List all lines of the data that include the string "soce".

※ ※ ※

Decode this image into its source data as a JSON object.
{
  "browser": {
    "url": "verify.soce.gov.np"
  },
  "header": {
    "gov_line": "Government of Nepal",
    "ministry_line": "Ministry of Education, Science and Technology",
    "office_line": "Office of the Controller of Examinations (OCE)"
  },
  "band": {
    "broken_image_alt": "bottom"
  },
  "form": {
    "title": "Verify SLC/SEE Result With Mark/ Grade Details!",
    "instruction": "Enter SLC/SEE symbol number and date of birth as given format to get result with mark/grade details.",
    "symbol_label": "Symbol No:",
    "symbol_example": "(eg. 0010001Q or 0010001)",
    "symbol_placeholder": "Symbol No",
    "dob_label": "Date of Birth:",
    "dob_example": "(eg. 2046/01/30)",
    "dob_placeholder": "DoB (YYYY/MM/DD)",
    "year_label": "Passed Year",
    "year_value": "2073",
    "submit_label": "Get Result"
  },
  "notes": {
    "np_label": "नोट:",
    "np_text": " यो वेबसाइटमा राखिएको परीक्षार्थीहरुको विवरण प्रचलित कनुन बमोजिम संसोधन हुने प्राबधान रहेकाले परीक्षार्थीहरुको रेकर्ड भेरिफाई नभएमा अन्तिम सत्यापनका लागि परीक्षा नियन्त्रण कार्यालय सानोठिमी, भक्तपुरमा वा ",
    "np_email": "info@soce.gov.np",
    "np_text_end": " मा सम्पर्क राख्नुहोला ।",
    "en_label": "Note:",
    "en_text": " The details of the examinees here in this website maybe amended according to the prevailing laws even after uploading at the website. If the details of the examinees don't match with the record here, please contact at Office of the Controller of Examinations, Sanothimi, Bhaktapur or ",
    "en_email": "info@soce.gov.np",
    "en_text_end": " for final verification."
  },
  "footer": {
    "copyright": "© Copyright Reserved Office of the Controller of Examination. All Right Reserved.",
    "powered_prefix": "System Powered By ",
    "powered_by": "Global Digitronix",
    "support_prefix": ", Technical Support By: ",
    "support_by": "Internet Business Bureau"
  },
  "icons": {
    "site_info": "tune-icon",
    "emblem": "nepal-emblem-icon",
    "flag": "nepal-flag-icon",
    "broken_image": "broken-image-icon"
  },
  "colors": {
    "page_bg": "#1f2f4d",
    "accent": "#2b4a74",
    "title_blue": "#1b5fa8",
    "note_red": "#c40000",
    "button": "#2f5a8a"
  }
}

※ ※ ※

> _Exercise solution_:
    "url": "verify.soce.gov.np"
    "np_email": "info@soce.gov.np",
    "en_email": "info@soce.gov.np",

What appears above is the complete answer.